Orbiter attach hardpoints are 1/16" brass pins. If you look close you can see them near each end of the horizontal beam. The beam was drilled to accept these pins which were then CA'ed in place. Acceleration loads are transmitted to the orbiter by these pins (and the entire aft strut assembly)

Near bottom, the forward attach strut. It is reinforced by a piece of 1/32" music wire in each leg, bent as needed. The music wire extending out of the bottom allows for the strut assembly to be attach to the ET merely by drilling two 1/32" holes to the correct spot on the ET, no gluing. It is free to pivot and can even be easily replaced. The top part of the strut assembly extends inside of the orbiter nose about 5/8", a spring assembly inside of the orbiter nose pushes down on this to help with separation when the sep latch is released.
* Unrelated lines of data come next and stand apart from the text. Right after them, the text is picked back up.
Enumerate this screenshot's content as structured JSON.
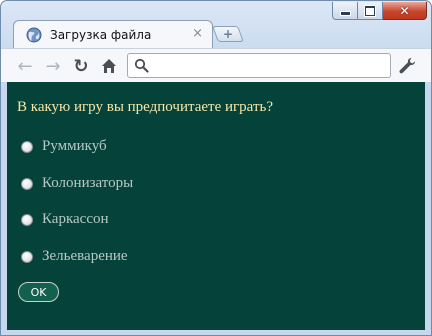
{
  "browser": {
    "tab_title": "Загрузка файла",
    "tab_close": "×",
    "new_tab": "+",
    "omnibox_value": ""
  },
  "icons": {
    "back": "arrow-left-icon",
    "forward": "arrow-right-icon",
    "reload": "reload-icon",
    "home": "home-icon",
    "search": "search-icon",
    "wrench": "wrench-icon",
    "tab_favicon": "globe-icon"
  },
  "colors": {
    "content_background": "#04423a",
    "question_text": "#f7e6a6",
    "option_text": "#b7c9c4",
    "button_background": "#13604f"
  },
  "form": {
    "question": "В какую игру вы предпочитаете играть?",
    "options": [
      "Руммикуб",
      "Колонизаторы",
      "Каркассон",
      "Зельеварение"
    ],
    "selected": null,
    "submit_label": "OK"
  }
}
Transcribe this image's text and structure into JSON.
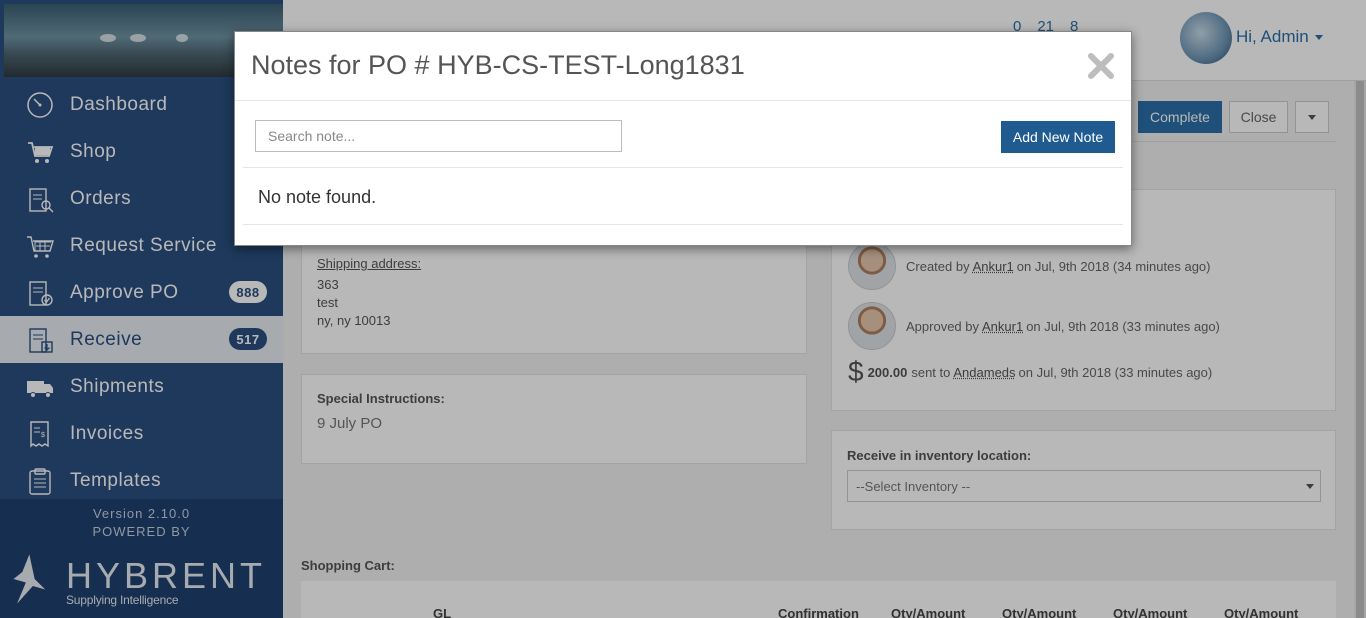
{
  "sidebar": {
    "items": [
      {
        "label": "Dashboard",
        "icon": "dashboard-icon"
      },
      {
        "label": "Shop",
        "icon": "cart-icon"
      },
      {
        "label": "Orders",
        "icon": "orders-icon"
      },
      {
        "label": "Request Service",
        "icon": "request-service-icon"
      },
      {
        "label": "Approve PO",
        "icon": "approve-po-icon",
        "badge": "888"
      },
      {
        "label": "Receive",
        "icon": "receive-icon",
        "badge": "517",
        "active": true
      },
      {
        "label": "Shipments",
        "icon": "truck-icon"
      },
      {
        "label": "Invoices",
        "icon": "invoice-icon"
      },
      {
        "label": "Templates",
        "icon": "templates-icon"
      }
    ],
    "version": "Version 2.10.0",
    "powered_by": "POWERED BY",
    "logo_text": "HYBRENT",
    "logo_tagline": "Supplying Intelligence"
  },
  "header": {
    "counts": [
      "0",
      "21",
      "8"
    ],
    "greeting": "Hi, Admin"
  },
  "toolbar": {
    "complete_label": "Complete",
    "close_label": "Close"
  },
  "address": {
    "label": "Shipping address:",
    "lines": [
      "363",
      "test",
      "ny, ny 10013"
    ]
  },
  "special": {
    "label": "Special Instructions:",
    "value": "9 July PO"
  },
  "history": {
    "created": {
      "prefix": "Created by",
      "user": "Ankur1",
      "suffix": "on Jul, 9th 2018 (34 minutes ago)"
    },
    "approved": {
      "prefix": "Approved by",
      "user": "Ankur1",
      "suffix": "on Jul, 9th 2018 (33 minutes ago)"
    },
    "sent": {
      "dollar": "$",
      "amount": "200.00",
      "prefix": "sent to",
      "vendor": "Andameds",
      "suffix": "on Jul, 9th 2018 (33 minutes ago)"
    }
  },
  "inventory": {
    "label": "Receive in inventory location:",
    "selected": "--Select Inventory --"
  },
  "cart": {
    "label": "Shopping Cart:",
    "columns": [
      "GL",
      "Confirmation",
      "Qty/Amount",
      "Qty/Amount",
      "Qty/Amount",
      "Qty/Amount"
    ]
  },
  "modal": {
    "title": "Notes for PO # HYB-CS-TEST-Long1831",
    "search_placeholder": "Search note...",
    "add_label": "Add New Note",
    "empty_message": "No note found."
  },
  "colors": {
    "sidebar": "#2a4f80",
    "accent": "#1f5b91"
  }
}
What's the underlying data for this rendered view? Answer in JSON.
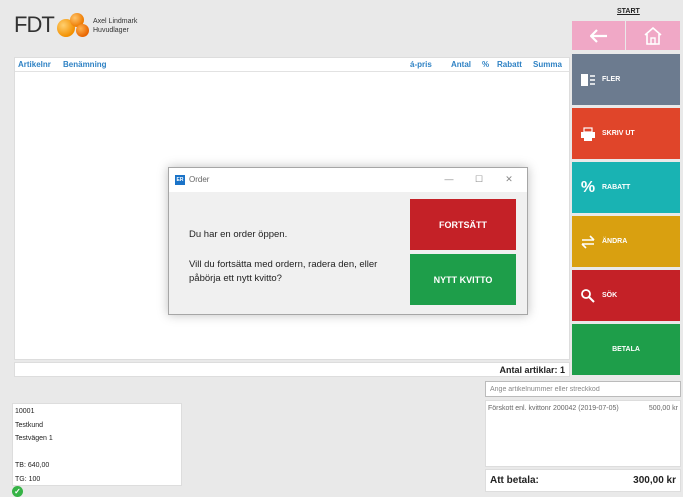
{
  "header": {
    "logo_text": "FDT",
    "user_name": "Axel Lindmark",
    "store_name": "Huvudlager"
  },
  "table": {
    "columns": [
      "Artikelnr",
      "Benämning",
      "á-pris",
      "Antal",
      "%",
      "Rabatt",
      "Summa"
    ],
    "rows": []
  },
  "summary": {
    "item_count_label": "Antal artiklar: 1"
  },
  "nav": {
    "start_label": "START",
    "back_icon": "arrow-left-icon",
    "home_icon": "home-icon"
  },
  "side_buttons": [
    {
      "label": "FLER",
      "color": "#6c7b8f",
      "icon": "more-icon"
    },
    {
      "label": "SKRIV UT",
      "color": "#e0452a",
      "icon": "printer-icon"
    },
    {
      "label": "RABATT",
      "color": "#19b3b3",
      "icon": "percent-icon"
    },
    {
      "label": "ÄNDRA",
      "color": "#d9a010",
      "icon": "swap-icon"
    },
    {
      "label": "SÖK",
      "color": "#c42127",
      "icon": "search-icon"
    },
    {
      "label": "BETALA",
      "color": "#1e9e4a",
      "icon": ""
    }
  ],
  "scan": {
    "placeholder": "Ange artikelnummer eller streckkod",
    "value": ""
  },
  "receipt": {
    "lines": [
      {
        "description": "Förskott enl. kvittonr 200042 (2019-07-05)",
        "amount": "500,00 kr"
      }
    ]
  },
  "payment": {
    "label": "Att betala:",
    "amount": "300,00 kr"
  },
  "customer": {
    "number": "10001",
    "name": "Testkund",
    "address": "Testvägen 1",
    "tb": "TB: 640,00",
    "tg": "TG: 100"
  },
  "dialog": {
    "app_icon_text": "ER",
    "title": "Order",
    "message1": "Du har en order öppen.",
    "message2": "Vill du fortsätta med ordern, radera den, eller påbörja ett nytt kvitto?",
    "continue_label": "FORTSÄTT",
    "new_receipt_label": "NYTT KVITTO",
    "continue_color": "#c42127",
    "new_receipt_color": "#1e9e4a"
  }
}
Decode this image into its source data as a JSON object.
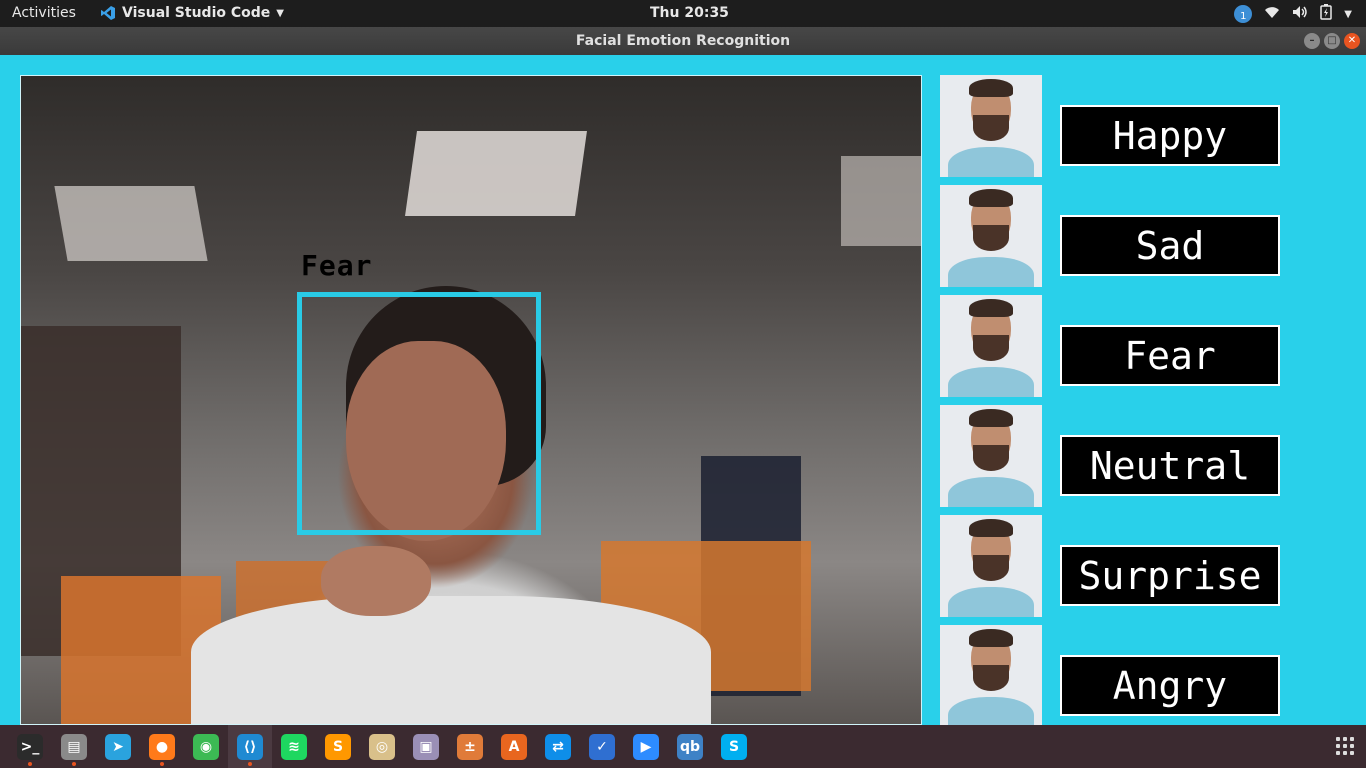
{
  "topbar": {
    "activities": "Activities",
    "app_name": "Visual Studio Code",
    "clock": "Thu 20:35",
    "notification_count": "1"
  },
  "window": {
    "title": "Facial Emotion Recognition"
  },
  "feed": {
    "detected_emotion": "Fear"
  },
  "emotions": [
    {
      "label": "Happy"
    },
    {
      "label": "Sad"
    },
    {
      "label": "Fear"
    },
    {
      "label": "Neutral"
    },
    {
      "label": "Surprise"
    },
    {
      "label": "Angry"
    }
  ],
  "dock": [
    {
      "name": "terminal-icon",
      "glyph": ">_",
      "color": "#2b2b2b"
    },
    {
      "name": "files-icon",
      "glyph": "▤",
      "color": "#8a8a8a"
    },
    {
      "name": "telegram-icon",
      "glyph": "➤",
      "color": "#2aa3de"
    },
    {
      "name": "firefox-icon",
      "glyph": "●",
      "color": "#ff7a1a"
    },
    {
      "name": "chrome-icon",
      "glyph": "◉",
      "color": "#3cba54"
    },
    {
      "name": "vscode-icon",
      "glyph": "⟨⟩",
      "color": "#1f8ad2"
    },
    {
      "name": "spotify-icon",
      "glyph": "≋",
      "color": "#1ed760"
    },
    {
      "name": "sublime-icon",
      "glyph": "S",
      "color": "#ff9800"
    },
    {
      "name": "music-player-icon",
      "glyph": "◎",
      "color": "#d9c08a"
    },
    {
      "name": "screenshot-icon",
      "glyph": "▣",
      "color": "#9a8fb6"
    },
    {
      "name": "calculator-icon",
      "glyph": "±",
      "color": "#e07b39"
    },
    {
      "name": "software-center-icon",
      "glyph": "A",
      "color": "#e8661f"
    },
    {
      "name": "teamviewer-icon",
      "glyph": "⇄",
      "color": "#0e8ee9"
    },
    {
      "name": "tasks-icon",
      "glyph": "✓",
      "color": "#2f6fd1"
    },
    {
      "name": "zoom-icon",
      "glyph": "▶",
      "color": "#2d8cff"
    },
    {
      "name": "qbittorrent-icon",
      "glyph": "qb",
      "color": "#3e82c6"
    },
    {
      "name": "skype-icon",
      "glyph": "S",
      "color": "#00aff0"
    }
  ]
}
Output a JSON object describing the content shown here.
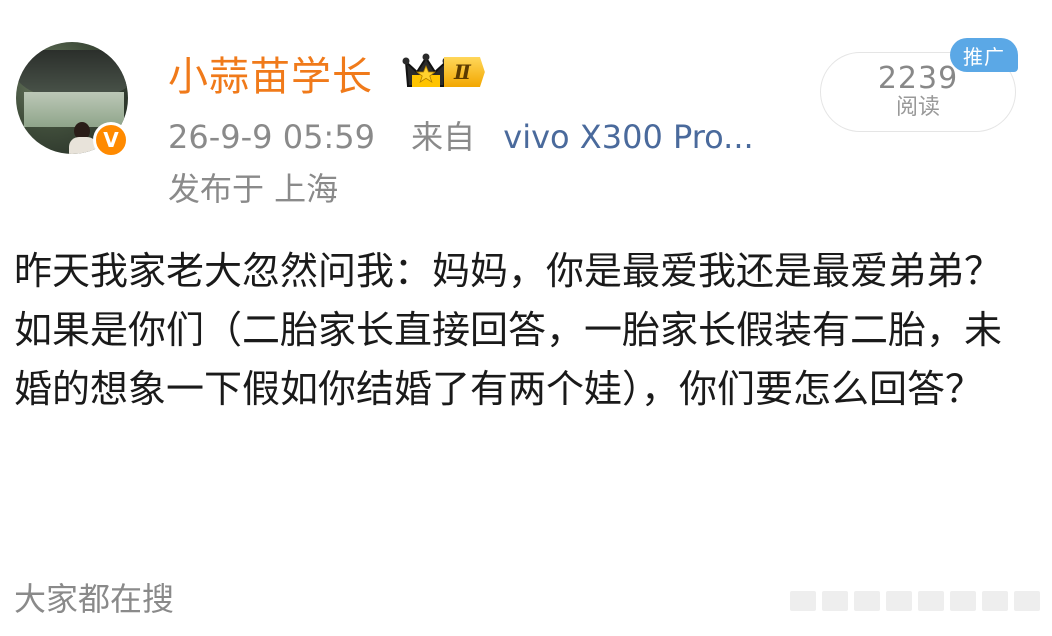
{
  "post": {
    "author": {
      "name": "小蒜苗学长",
      "level_label": "Ⅱ",
      "verified_mark": "V"
    },
    "timestamp": "26-9-9 05:59",
    "source_prefix": "来自",
    "device": "vivo X300 Pro...",
    "location": "发布于 上海",
    "reads": {
      "count": "2239",
      "label": "阅读"
    },
    "promo_tag": "推广",
    "body": {
      "line1": "昨天我家老大忽然问我：妈妈，你是最爱我还是最爱弟弟？",
      "line2": "如果是你们（二胎家长直接回答，一胎家长假装有二胎，未婚的想象一下假如你结婚了有两个娃），你们要怎么回答？"
    },
    "trending_label": "大家都在搜"
  },
  "colors": {
    "username": "#f07a1a",
    "verified": "#ff8a00",
    "device_link": "#4a6a9c",
    "promo": "#5ba8e6"
  },
  "icons": [
    "crown-icon",
    "verified-v-icon"
  ]
}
Assembled ET aft area - Lighter colored parts such as the struts and Lox line were painted separately before gluing.

Light orange parts of conduit struts are white decal material that was airbrushed with the same color. This orange-painted decal was used in other places as well.

SRB Aft attach half-round struts visible to the left and right.

Assembled ET nose - Vacuformed Nose shell (.080" plastic) , NCR 4.6" tube for coupler.
BT-80 module inside for recovery system and Jay Marsh's Flight Computer

Conduit strip in place, along with beanie cap, fairing, and so forth.

Lighter orange ramp was made by gluing two pieces of plastic to a sharp angle then using that as a mold to cast a long wedge cross section part. After hardening the long piece was trimmed and sanded to achieve the proper angled shape for the front and read of the ramp. Then the part was cut into two pieces, one for the nose and one for the ET intertank.

Not visible are two 1/32" holes in the ET nose side, where .025" "remove before flight" pins are inserted to disarm the ejection charges and keep the flight computer power off. The holes are between two of the conduit lines. This area is pointed out better on the shuttle model web page photos of the NARAM-41 model.

Assembled ET Intertank area - Conduit lines and Lox Line in place. Also the lower half of the Foam ramp extending from the ET nose. Antenna plates were painted in advance then glued into place after the ET was painted.

Lighter orange bands along the top and bottom of the intertank area are white decal material, painted orange.

A view of the three ET scans in one shot.

Micro lever switches. The one at far left was used for the Orbiter sep sensor, the one mounted inside the 90 degree bend Lox Line piece.

The second one was used for three remove before flight switches, thrust detect switch, and liftoff sensor switch. To the right of it is shown one of the special assemblies that was built to house the switch for the remove before flight pin switch method. Two of those were used in the ET Nose (Computer ON, Ejection ARM), and one in the orbiter for R/C power ON (on being when the pin is removed).

Some assorted scans from Dennis R Jenkins' booklet - Rockwell International Space Shuttle (Aerofax Datagraph #5, 1989, OOP)



ASSEMBLY NOTES (incomplete)
N-41 Shuttleliftoff.jpg
ET assembly
for 2000 WSMC model

Back to SCALE
Back to Shuttle
Back to Shuttle - CD